I played the young Yepayeye.
How challenging was the role?
It was very challenging because to step into her shoes was a tough one. This was a woman that went through a whole lot of pains and struggles. Those struggles were real so I had to make them as real as possible.
What are the lessons you took away from the experience?
I learnt that it’s good to be God fearing. It’s better to give than to receive. I learnt to be open hearted, to be good, whether you get it back or not.
What advice would you give families going through similar experience to Yepayeye’s?
That they should never give up. That’s why she is being celebrated today.
How would you rate the production of Apaye?
I’ll rate it 100 per cent. It was perfect.
Your view of Nollywood?
Nollywood is growing, it has come of age, it is the future.
‘She impacted my life positively’’ -FAITH ROBERTS, Yepayeye’s last son
How do you feel about this project, coming to fruition today, sir?
It’s a mixed feeling, really. It’s what the English man would call an oxymoron. On one hand, I’m happy that it’s happening. On the other hand, I wished it would have been done while my mother was alive. I wished she would have been here to see this. But unfortunately, she’s not.
How active were you in putting this together?
I was very active in the project because it’s about my mom, about my family and her life’s struggles. So, I needed to be there to give my own input. I had a direct relationship with her. She impacted my life positively. I gave my own quota to the realization of what we have here today.
How would you describe your mom?
I cannot do that in few sentences. I’d probably write an entire book to describe her. The movie says it all about the kind of person she was, so I can’t describe her in few sentences.
What are the things you miss about her?
I miss everything about her. There’s nothing that I can take away and say I didn’t miss this or I didn’t miss that.
What are the biggest impressions she made on you?
The biggest impression she made on me is to aspire to the highest level. To be dedicated and attain academic excellence and to pursue my dreams to the highest level, because of her, I am who I am today. Without her, I’d probably be on the street begging.
‘Nollywood launders our country’s image’ – Jibola Dabo
How are you today sir?
I’m doing great.

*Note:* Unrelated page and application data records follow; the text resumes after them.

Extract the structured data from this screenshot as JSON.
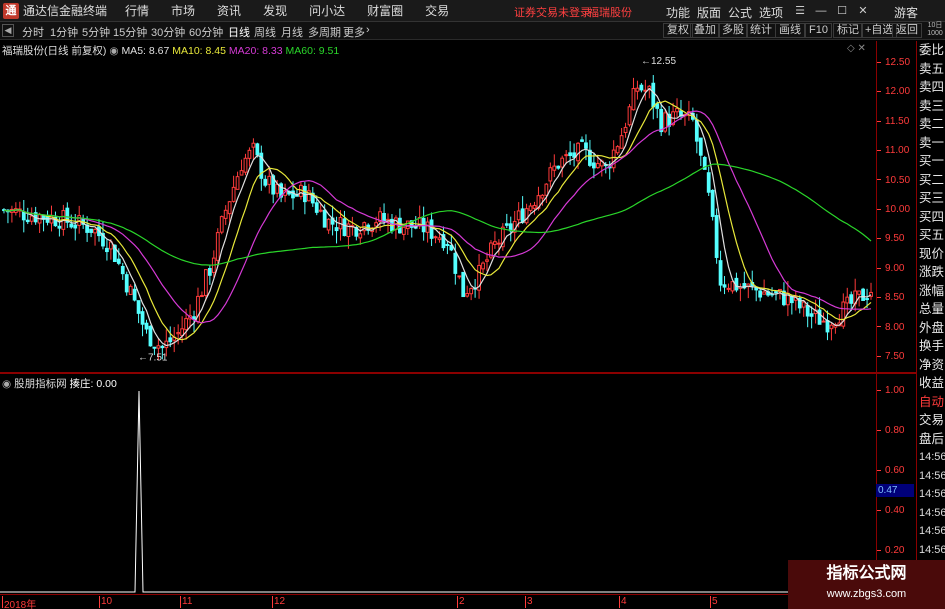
{
  "menubar": {
    "app_title": "通达信金融终端",
    "menu_items": [
      "行情",
      "市场",
      "资讯",
      "发现",
      "问小达",
      "财富圈",
      "交易"
    ],
    "notice": "证券交易未登录",
    "stock_name": "福瑞股份",
    "right_menu": [
      "功能",
      "版面",
      "公式",
      "选项"
    ],
    "guest": "游客"
  },
  "toolbar": {
    "periods": [
      "分时",
      "1分钟",
      "5分钟",
      "15分钟",
      "30分钟",
      "60分钟",
      "日线",
      "周线",
      "月线",
      "多周期",
      "更多"
    ],
    "active_period": "日线",
    "tools": [
      "复权",
      "叠加",
      "多股",
      "统计",
      "画线",
      "F10",
      "标记",
      "+自选",
      "返回"
    ],
    "corner_text": "10日 1000"
  },
  "main_chart": {
    "stock_label": "福瑞股份(日线 前复权)",
    "ma_indicators": [
      {
        "name": "MA5",
        "value": "8.67",
        "color": "#e0e0e0"
      },
      {
        "name": "MA10",
        "value": "8.45",
        "color": "#e8e83a"
      },
      {
        "name": "MA20",
        "value": "8.33",
        "color": "#d63ad6"
      },
      {
        "name": "MA60",
        "value": "9.51",
        "color": "#2ad62a"
      }
    ],
    "high_marker": "12.55",
    "low_marker": "7.51"
  },
  "price_axis": [
    "12.50",
    "12.00",
    "11.50",
    "11.00",
    "10.50",
    "10.00",
    "9.50",
    "9.00",
    "8.50",
    "8.00",
    "7.50"
  ],
  "sub_chart": {
    "indicator_name": "股朋指标网",
    "param_label": "揍庄:",
    "param_value": "0.00",
    "flag_value": "0.47"
  },
  "sub_axis": [
    "1.00",
    "0.80",
    "0.60",
    "0.40",
    "0.20"
  ],
  "quote_panel": {
    "labels": [
      "委比",
      "卖五",
      "卖四",
      "卖三",
      "卖二",
      "卖一",
      "买一",
      "买二",
      "买三",
      "买四",
      "买五",
      "现价",
      "涨跌",
      "涨幅",
      "总量",
      "外盘",
      "换手",
      "净资",
      "收益",
      "自动",
      "交易",
      "盘后"
    ],
    "times": [
      "14:56",
      "14:56",
      "14:56",
      "14:56",
      "14:56",
      "14:56",
      "14:56",
      "14:56"
    ]
  },
  "timeline": [
    "2018年",
    "10",
    "11",
    "12",
    "2",
    "3",
    "4",
    "5"
  ],
  "watermark": {
    "title": "指标公式网",
    "url": "www.zbgs3.com"
  },
  "colors": {
    "up": "#ff3b3b",
    "down": "#54ffff",
    "ma5": "#e0e0e0",
    "ma10": "#e8e83a",
    "ma20": "#d63ad6",
    "ma60": "#2ad62a"
  }
}
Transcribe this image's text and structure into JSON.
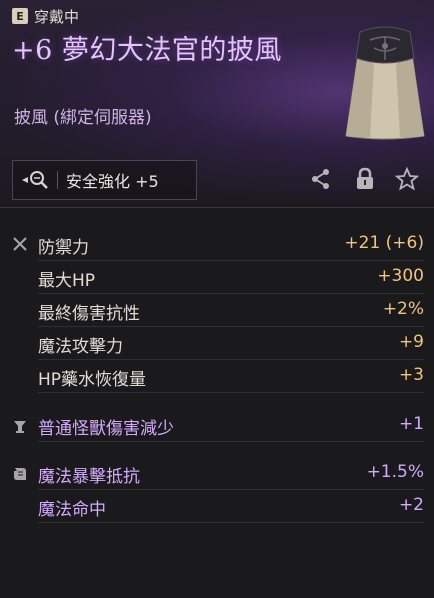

We know you weren’t part of the production, but how do you view the project?
When I see a project such as this one that I can be proud of, and can stand tall as a Nollywood person, it’s always nice. I’m hoping for a time that this kind of work is what would be the yardstick for measuring Nollywood movies, not the ones in Alaba.
How would you rate movie production in the country at the moment, have they improved?
I don’t know what you mean by old kind of movies because really, our old kind of movies were better than what Nollywood is currently doing. The days of Dinner with the Devil and the likes, those were movies. What we’re churning out today in Alaba and Onitsha, they are not movies. I’m not condemning them out-rightly because those are home videos that put food on our table. The industry is actually moving, maybe the problem is that we’re moving too fast.
Where do you see the industry in three years?
I would say five years, I hope to see much more of this kind of production because we are having more learned people on set now, especially technically. I’ve been on movie sets and I saw that most of them are way young, between ages 20 and 25 and they’re all graduates, they’re all professionals. The sound engineer has a degree in what he’s doing, not just apprentices that are not sure of what they are doing. So, in five years, I want to see more of this high quality production.
Your advice to your producers out there?
Don’t be a lazy producer. Research your stories because the world watches and picks holes in our stories now. Another thing they forget is that Nollywood is laundering the image of our country to the world.
– AJOKE ONITOLO